• Directions for this task: Exact copies of all the records are to be printed.

(Stored entries)
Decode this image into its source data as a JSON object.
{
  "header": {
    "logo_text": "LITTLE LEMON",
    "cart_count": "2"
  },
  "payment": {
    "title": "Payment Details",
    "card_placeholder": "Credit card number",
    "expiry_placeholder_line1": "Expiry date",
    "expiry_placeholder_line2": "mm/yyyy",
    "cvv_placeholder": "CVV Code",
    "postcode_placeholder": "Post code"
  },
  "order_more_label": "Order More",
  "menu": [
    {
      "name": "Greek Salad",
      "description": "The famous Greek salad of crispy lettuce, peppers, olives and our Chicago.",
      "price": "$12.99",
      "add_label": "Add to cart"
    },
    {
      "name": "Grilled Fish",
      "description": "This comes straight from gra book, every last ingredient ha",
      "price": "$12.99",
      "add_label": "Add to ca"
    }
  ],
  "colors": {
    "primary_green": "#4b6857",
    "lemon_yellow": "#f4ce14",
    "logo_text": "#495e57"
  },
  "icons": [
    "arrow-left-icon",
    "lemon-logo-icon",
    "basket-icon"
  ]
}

• Exercise solution:
Decode this image into its source data as a JSON object.
{
  "header": {
    "logo_text": "LITTLE LEMON",
    "cart_count": "2"
  },
  "payment": {
    "title": "Payment Details",
    "card_placeholder": "Credit card number",
    "expiry_placeholder_line1": "Expiry date",
    "expiry_placeholder_line2": "mm/yyyy",
    "cvv_placeholder": "CVV Code",
    "postcode_placeholder": "Post code"
  },
  "order_more_label": "Order More",
  "menu": [
    {
      "name": "Greek Salad",
      "description": "The famous Greek salad of crispy lettuce, peppers, olives and our Chicago.",
      "price": "$12.99",
      "add_label": "Add to cart"
    },
    {
      "name": "Grilled Fish",
      "description": "This comes straight from gra book, every last ingredient ha",
      "price": "$12.99",
      "add_label": "Add to ca"
    }
  ],
  "colors": {
    "primary_green": "#4b6857",
    "lemon_yellow": "#f4ce14",
    "logo_text": "#495e57"
  },
  "icons": [
    "arrow-left-icon",
    "lemon-logo-icon",
    "basket-icon"
  ]
}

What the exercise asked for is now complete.